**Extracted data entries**
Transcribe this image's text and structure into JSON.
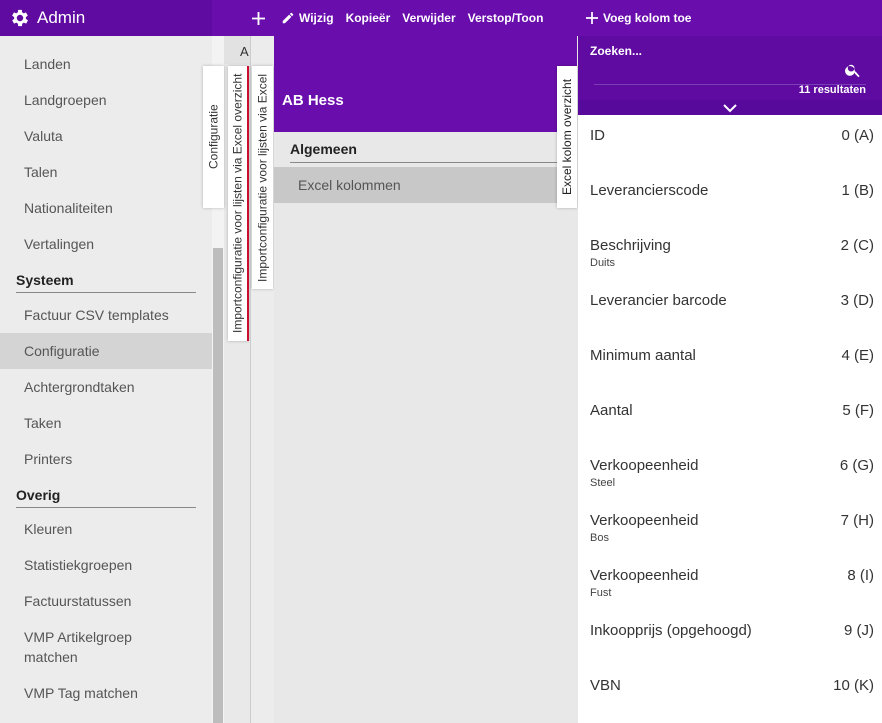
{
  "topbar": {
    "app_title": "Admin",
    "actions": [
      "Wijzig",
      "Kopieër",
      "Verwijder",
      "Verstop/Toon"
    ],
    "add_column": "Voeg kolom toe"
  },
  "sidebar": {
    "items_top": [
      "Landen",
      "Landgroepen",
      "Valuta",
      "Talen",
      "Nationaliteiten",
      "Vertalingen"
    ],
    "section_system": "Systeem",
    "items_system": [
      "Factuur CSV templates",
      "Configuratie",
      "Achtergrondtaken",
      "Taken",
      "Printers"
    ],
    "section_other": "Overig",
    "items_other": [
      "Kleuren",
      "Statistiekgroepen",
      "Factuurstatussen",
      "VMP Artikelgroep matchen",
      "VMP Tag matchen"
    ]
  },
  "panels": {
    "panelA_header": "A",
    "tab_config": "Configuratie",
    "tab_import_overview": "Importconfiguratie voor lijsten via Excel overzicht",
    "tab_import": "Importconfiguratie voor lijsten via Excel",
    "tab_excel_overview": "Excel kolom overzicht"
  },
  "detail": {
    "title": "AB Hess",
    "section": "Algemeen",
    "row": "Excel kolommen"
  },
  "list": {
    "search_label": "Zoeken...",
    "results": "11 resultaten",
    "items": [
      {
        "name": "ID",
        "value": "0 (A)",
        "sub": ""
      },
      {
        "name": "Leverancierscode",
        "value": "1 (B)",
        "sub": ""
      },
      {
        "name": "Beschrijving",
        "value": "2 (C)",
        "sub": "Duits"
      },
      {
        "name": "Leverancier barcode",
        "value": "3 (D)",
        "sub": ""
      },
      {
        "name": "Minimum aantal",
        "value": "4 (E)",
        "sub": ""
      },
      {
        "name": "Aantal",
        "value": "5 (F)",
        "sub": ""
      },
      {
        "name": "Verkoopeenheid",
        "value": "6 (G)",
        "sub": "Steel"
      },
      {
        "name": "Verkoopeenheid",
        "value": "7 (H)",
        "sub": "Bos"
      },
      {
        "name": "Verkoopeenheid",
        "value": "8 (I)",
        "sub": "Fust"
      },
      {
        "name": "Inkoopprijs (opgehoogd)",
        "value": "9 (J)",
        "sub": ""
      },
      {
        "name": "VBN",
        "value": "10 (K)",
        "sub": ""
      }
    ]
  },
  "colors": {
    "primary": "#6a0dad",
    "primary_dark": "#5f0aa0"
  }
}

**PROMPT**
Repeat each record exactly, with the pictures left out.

**EXERCISE RESPONSE**
Transcribe this image's text and structure into JSON.
{
  "topbar": {
    "app_title": "Admin",
    "actions": [
      "Wijzig",
      "Kopieër",
      "Verwijder",
      "Verstop/Toon"
    ],
    "add_column": "Voeg kolom toe"
  },
  "sidebar": {
    "items_top": [
      "Landen",
      "Landgroepen",
      "Valuta",
      "Talen",
      "Nationaliteiten",
      "Vertalingen"
    ],
    "section_system": "Systeem",
    "items_system": [
      "Factuur CSV templates",
      "Configuratie",
      "Achtergrondtaken",
      "Taken",
      "Printers"
    ],
    "section_other": "Overig",
    "items_other": [
      "Kleuren",
      "Statistiekgroepen",
      "Factuurstatussen",
      "VMP Artikelgroep matchen",
      "VMP Tag matchen"
    ]
  },
  "panels": {
    "panelA_header": "A",
    "tab_config": "Configuratie",
    "tab_import_overview": "Importconfiguratie voor lijsten via Excel overzicht",
    "tab_import": "Importconfiguratie voor lijsten via Excel",
    "tab_excel_overview": "Excel kolom overzicht"
  },
  "detail": {
    "title": "AB Hess",
    "section": "Algemeen",
    "row": "Excel kolommen"
  },
  "list": {
    "search_label": "Zoeken...",
    "results": "11 resultaten",
    "items": [
      {
        "name": "ID",
        "value": "0 (A)",
        "sub": ""
      },
      {
        "name": "Leverancierscode",
        "value": "1 (B)",
        "sub": ""
      },
      {
        "name": "Beschrijving",
        "value": "2 (C)",
        "sub": "Duits"
      },
      {
        "name": "Leverancier barcode",
        "value": "3 (D)",
        "sub": ""
      },
      {
        "name": "Minimum aantal",
        "value": "4 (E)",
        "sub": ""
      },
      {
        "name": "Aantal",
        "value": "5 (F)",
        "sub": ""
      },
      {
        "name": "Verkoopeenheid",
        "value": "6 (G)",
        "sub": "Steel"
      },
      {
        "name": "Verkoopeenheid",
        "value": "7 (H)",
        "sub": "Bos"
      },
      {
        "name": "Verkoopeenheid",
        "value": "8 (I)",
        "sub": "Fust"
      },
      {
        "name": "Inkoopprijs (opgehoogd)",
        "value": "9 (J)",
        "sub": ""
      },
      {
        "name": "VBN",
        "value": "10 (K)",
        "sub": ""
      }
    ]
  },
  "colors": {
    "primary": "#6a0dad",
    "primary_dark": "#5f0aa0"
  }
}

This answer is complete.